cover image Fame


Daniel Kehlmann, trans. from the German by Carol Brown Janeway, Pantheon, $24 (192p) ISBN 978-0-307-37871-2

In this brilliant study of the fragility and interconnectedness of life, Kehlmann (Measuring the World) probes issues of identity in nine overlapping narratives, with each pivoting on a moment where a commonplace event becomes a crack and then a flood gate for existential horror. It begins as computer technician Ebling buys a cellphone, only to discover the number he is assigned belongs to movie star Ralf Tanner; at first resistant, Ebling is soon making decisions that alter Ralf's life. Later, after his phone has abruptly stopped ringing, Ralf finds his life taken over by an impersonator. Meanwhile, the telecommunications executive whose negligence led to the phone number switch cracks from the pressures of having an affair. In a parallel plot, Elisabeth, a volunteer for Doctors Without Borders, keeps her work secret from her famous boyfriend, the writer Leo Richter, out of fear he will steal her experiences for future adventures of his most popular character.
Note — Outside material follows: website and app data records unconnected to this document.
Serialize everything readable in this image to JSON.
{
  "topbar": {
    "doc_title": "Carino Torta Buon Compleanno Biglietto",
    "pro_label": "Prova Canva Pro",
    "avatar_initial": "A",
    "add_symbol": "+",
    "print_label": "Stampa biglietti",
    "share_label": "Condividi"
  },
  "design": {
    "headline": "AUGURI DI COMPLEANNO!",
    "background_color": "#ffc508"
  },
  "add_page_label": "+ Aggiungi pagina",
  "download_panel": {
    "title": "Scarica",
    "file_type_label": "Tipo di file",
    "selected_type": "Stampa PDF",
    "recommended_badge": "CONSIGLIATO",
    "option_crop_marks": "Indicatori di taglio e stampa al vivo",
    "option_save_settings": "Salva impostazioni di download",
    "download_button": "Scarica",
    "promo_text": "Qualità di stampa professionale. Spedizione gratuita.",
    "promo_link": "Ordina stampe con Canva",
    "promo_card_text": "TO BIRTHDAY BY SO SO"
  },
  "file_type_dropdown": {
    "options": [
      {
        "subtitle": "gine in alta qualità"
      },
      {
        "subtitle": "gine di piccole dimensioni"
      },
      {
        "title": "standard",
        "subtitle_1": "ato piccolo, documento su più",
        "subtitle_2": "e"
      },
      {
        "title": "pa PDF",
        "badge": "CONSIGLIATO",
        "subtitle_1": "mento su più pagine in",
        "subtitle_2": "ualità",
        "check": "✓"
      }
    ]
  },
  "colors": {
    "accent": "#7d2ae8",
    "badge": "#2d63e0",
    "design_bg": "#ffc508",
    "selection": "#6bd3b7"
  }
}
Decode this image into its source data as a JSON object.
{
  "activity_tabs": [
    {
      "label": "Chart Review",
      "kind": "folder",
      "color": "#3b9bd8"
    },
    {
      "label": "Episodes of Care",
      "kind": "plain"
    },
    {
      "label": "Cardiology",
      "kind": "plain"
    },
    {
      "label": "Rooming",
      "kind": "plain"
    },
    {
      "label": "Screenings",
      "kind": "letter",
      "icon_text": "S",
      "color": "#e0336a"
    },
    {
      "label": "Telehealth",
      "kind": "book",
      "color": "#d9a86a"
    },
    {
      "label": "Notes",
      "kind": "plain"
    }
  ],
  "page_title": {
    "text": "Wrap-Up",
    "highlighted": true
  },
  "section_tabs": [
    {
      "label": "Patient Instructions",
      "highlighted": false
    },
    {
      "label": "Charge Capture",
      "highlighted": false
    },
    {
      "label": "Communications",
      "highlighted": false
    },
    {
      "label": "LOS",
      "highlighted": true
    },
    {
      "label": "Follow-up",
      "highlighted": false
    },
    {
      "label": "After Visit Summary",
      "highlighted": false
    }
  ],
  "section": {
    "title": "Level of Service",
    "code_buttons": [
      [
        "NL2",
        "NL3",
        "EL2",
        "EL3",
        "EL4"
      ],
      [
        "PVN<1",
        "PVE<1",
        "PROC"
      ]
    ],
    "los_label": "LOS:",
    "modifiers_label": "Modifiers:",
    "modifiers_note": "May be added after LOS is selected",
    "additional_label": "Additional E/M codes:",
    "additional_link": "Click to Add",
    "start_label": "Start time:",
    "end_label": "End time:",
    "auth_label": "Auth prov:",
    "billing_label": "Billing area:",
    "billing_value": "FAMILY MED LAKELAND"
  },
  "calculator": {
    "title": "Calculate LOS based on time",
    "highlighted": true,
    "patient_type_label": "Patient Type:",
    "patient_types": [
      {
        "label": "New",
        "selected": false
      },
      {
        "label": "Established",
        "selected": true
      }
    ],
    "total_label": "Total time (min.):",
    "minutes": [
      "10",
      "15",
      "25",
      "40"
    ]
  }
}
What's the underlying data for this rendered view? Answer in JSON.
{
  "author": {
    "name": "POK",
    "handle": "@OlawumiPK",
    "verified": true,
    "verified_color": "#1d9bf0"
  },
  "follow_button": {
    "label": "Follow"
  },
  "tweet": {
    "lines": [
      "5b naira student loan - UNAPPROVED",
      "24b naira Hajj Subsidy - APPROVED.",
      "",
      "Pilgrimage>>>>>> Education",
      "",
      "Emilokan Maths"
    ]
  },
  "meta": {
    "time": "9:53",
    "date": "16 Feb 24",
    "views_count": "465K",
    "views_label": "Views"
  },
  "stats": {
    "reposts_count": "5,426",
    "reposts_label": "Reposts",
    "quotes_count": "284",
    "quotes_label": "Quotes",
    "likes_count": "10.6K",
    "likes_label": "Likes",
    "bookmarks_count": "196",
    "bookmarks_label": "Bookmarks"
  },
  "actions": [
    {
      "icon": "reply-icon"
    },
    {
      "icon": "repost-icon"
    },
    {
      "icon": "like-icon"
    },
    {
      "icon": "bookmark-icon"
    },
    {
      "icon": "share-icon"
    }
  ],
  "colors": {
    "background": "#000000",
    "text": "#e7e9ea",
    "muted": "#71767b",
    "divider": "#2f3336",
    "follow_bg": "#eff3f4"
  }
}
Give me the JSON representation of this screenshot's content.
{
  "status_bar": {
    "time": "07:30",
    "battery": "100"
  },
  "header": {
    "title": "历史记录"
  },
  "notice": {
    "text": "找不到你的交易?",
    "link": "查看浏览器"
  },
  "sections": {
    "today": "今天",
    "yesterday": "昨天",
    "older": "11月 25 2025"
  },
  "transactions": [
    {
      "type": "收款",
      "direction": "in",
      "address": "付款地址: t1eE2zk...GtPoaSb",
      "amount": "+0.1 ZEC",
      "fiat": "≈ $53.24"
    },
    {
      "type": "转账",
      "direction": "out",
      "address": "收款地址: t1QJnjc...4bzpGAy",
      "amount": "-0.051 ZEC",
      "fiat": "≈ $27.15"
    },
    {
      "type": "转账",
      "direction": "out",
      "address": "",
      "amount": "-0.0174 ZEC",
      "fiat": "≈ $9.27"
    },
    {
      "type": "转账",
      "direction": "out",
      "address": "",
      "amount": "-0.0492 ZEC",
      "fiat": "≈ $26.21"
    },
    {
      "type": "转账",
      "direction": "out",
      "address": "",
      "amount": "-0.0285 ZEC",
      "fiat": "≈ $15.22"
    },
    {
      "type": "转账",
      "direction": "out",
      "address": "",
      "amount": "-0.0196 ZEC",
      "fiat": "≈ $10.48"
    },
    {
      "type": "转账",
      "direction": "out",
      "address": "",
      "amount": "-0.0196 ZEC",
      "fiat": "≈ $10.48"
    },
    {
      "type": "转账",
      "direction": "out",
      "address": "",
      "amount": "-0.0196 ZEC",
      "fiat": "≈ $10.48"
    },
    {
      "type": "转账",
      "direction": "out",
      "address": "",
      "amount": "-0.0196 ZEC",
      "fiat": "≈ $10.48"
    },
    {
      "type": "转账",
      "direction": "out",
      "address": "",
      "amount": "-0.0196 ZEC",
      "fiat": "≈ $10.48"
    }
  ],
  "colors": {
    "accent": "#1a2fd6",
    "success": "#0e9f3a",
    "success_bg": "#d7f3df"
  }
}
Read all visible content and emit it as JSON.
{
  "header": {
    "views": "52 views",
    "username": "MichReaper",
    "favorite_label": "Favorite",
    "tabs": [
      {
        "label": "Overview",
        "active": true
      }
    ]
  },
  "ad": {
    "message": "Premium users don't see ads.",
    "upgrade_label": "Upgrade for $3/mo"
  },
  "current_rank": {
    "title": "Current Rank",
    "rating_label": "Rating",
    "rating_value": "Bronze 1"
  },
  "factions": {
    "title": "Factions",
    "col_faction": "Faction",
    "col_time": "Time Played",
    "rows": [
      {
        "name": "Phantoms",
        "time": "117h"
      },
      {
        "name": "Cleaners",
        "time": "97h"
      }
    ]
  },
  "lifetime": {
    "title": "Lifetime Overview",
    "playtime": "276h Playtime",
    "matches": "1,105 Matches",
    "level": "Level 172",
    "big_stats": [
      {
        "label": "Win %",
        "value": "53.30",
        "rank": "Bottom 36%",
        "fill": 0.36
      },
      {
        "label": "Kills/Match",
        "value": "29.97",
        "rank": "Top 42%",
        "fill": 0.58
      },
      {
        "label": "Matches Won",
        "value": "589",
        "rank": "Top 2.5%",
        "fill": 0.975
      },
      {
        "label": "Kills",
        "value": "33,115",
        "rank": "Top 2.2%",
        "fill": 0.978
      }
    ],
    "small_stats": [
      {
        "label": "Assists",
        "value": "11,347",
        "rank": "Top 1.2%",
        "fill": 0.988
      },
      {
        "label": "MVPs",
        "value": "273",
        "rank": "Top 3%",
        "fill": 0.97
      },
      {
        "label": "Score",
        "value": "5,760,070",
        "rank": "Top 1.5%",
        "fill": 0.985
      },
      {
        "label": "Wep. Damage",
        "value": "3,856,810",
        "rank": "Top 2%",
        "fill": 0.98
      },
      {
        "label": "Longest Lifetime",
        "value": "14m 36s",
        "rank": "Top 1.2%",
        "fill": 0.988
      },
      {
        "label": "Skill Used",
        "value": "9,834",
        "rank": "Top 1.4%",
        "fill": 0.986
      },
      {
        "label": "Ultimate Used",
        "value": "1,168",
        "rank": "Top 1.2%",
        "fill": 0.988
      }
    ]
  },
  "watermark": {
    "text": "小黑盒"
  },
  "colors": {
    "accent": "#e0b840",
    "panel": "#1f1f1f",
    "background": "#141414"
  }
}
Layers of connection, irony, despair, and humor distinguish this masterful work and announce Kehlman as a worthy heir to Bowles and Camus. (Sept.)